    The potential problem is when you put it on a pump (too much pressure through a small gauge catheter can cause hemolysis) or if you ever wanted to give it faster than 2-4hours. In some cases with a 22g it maybe hard to get a bag of PRBCs in over 4 hrs with a 22g, but if you want to talk about myths and blood it is also a myth that only NS is compatible with blood. LR use with PRBCs is only a theoretical problem.

    http://www.dtic.mil/cgi-bin/GetTRDoc...f&AD=ADA421564
    http://www.springerlink.com/content/9hv712j8j2612v87/
    Esme12 likes this.
  9. 0
    Quote from wtbcrna
    The potential problem is when you put it on a pump (too much pressure through a small gauge catheter can cause hemolysis) or if you ever wanted to give it faster than 2-4hours. In some cases with a 22g it maybe hard to get a bag of PRBCs in over 4 hrs with a 22g, but if you want to talk about myths and blood it is also a myth that only NS is compatible with blood. LR use with PRBCs is only a theoretical problem.

    http://www.dtic.mil/cgi-bin/GetTRDoc...f&AD=ADA421564
    http://www.springerlink.com/content/9hv712j8j2612v87/
    OK, well the gauge with too high of a pressure makes sense. The LR thing is pretty interesting. I thought blood+LR= dead (or at least harmed).
  10. 11
    How fast the blood goes in depends on how fast it's coming out.

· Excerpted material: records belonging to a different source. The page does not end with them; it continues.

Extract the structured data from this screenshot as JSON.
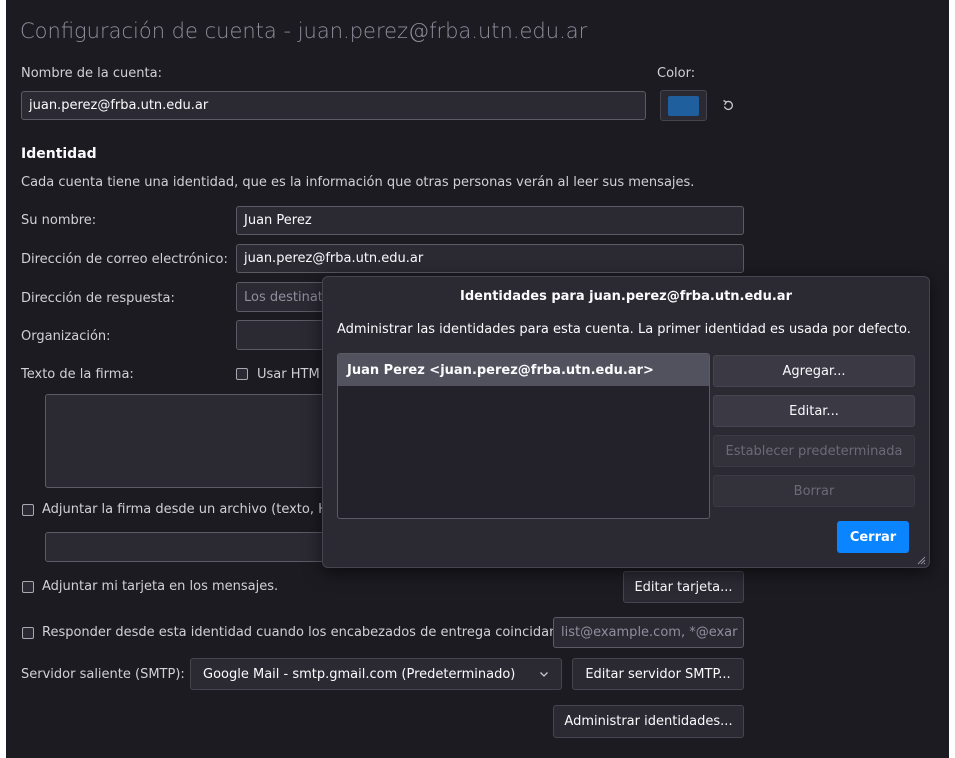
{
  "page_title": "Configuración de cuenta - juan.perez@frba.utn.edu.ar",
  "account": {
    "name_label": "Nombre de la cuenta:",
    "name_value": "juan.perez@frba.utn.edu.ar",
    "color_label": "Color:",
    "color_value": "#1f5f9e",
    "reset_icon": "undo-icon"
  },
  "identity": {
    "heading": "Identidad",
    "description": "Cada cuenta tiene una identidad, que es la información que otras personas verán al leer sus mensajes.",
    "name_label": "Su nombre:",
    "name_value": "Juan Perez",
    "email_label": "Dirección de correo electrónico:",
    "email_value": "juan.perez@frba.utn.edu.ar",
    "reply_label": "Dirección de respuesta:",
    "reply_placeholder": "Los destinat",
    "org_label": "Organización:",
    "org_value": "",
    "signature_label": "Texto de la firma:",
    "use_html_label": "Usar HTM",
    "attach_signature_label": "Adjuntar la firma desde un archivo (texto, H",
    "attach_card_label": "Adjuntar mi tarjeta en los mensajes.",
    "edit_card_button": "Editar tarjeta...",
    "reply_from_label": "Responder desde esta identidad cuando los encabezados de entrega coincidan:",
    "reply_from_placeholder": "list@example.com, *@exar",
    "smtp_label": "Servidor saliente (SMTP):",
    "smtp_value": "Google Mail - smtp.gmail.com (Predeterminado)",
    "edit_smtp_button": "Editar servidor SMTP...",
    "manage_identities_button": "Administrar identidades..."
  },
  "dialog": {
    "title": "Identidades para juan.perez@frba.utn.edu.ar",
    "description": "Administrar las identidades para esta cuenta. La primer identidad es usada por defecto.",
    "identities": [
      "Juan Perez <juan.perez@frba.utn.edu.ar>"
    ],
    "add_button": "Agregar...",
    "edit_button": "Editar...",
    "set_default_button": "Establecer predeterminada",
    "delete_button": "Borrar",
    "close_button": "Cerrar",
    "accent_color": "#0a84ff"
  }
}
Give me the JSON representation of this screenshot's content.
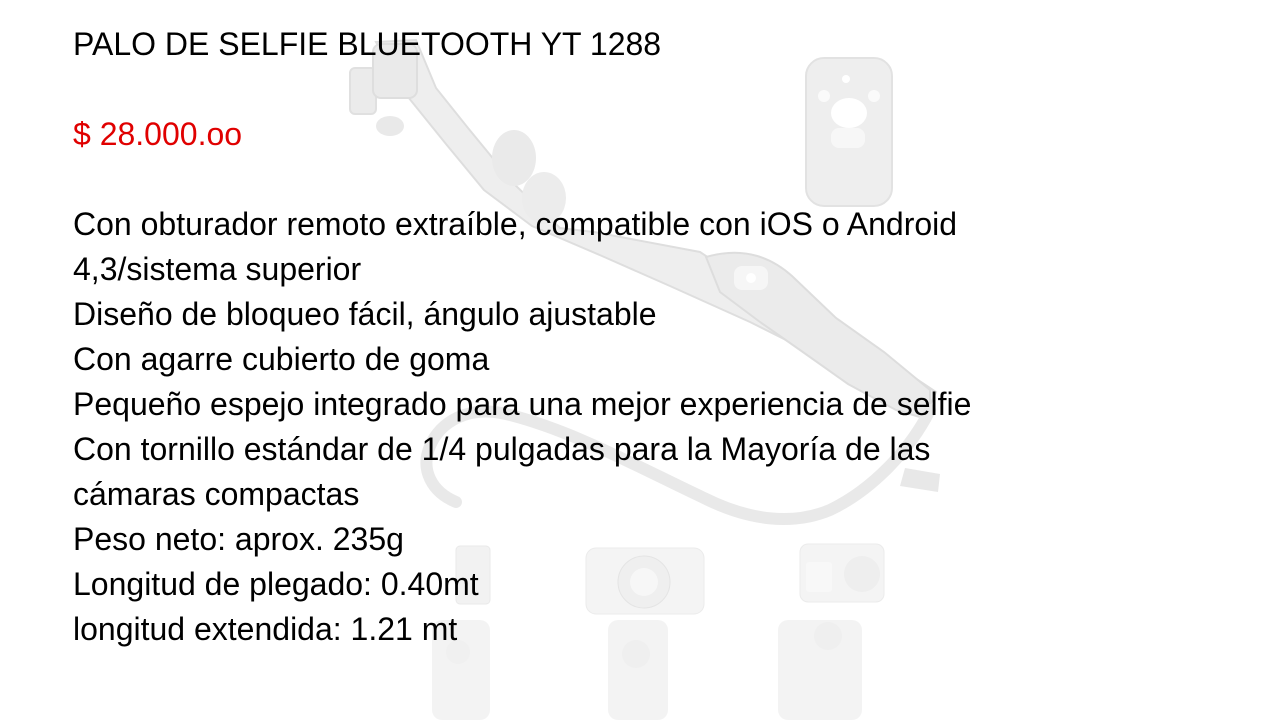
{
  "slide": {
    "title": "PALO DE SELFIE BLUETOOTH YT 1288",
    "price": "$ 28.000.oo",
    "features": [
      "Con obturador remoto extraíble, compatible con iOS o Android",
      "4,3/sistema superior",
      "Diseño de bloqueo fácil, ángulo ajustable",
      "Con agarre cubierto de goma",
      "Pequeño espejo integrado para una mejor experiencia de selfie",
      "Con tornillo estándar de 1/4 pulgadas para la Mayoría de las",
      "cámaras compactas",
      "Peso neto: aprox. 235g",
      "Longitud de plegado: 0.40mt",
      "longitud extendida: 1.21 mt"
    ]
  },
  "colors": {
    "text": "#000000",
    "price": "#e00000",
    "background": "#ffffff",
    "product_image": "#e9e9e9"
  },
  "icons": {
    "background_image": "selfie-stick-product-photo"
  }
}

    Ahhhhh, the weekly catheter size vrs blood discussion...IMO. put the blood through the best access you can get, but don't delay a transfusion because the catheter is the wrong color.


Top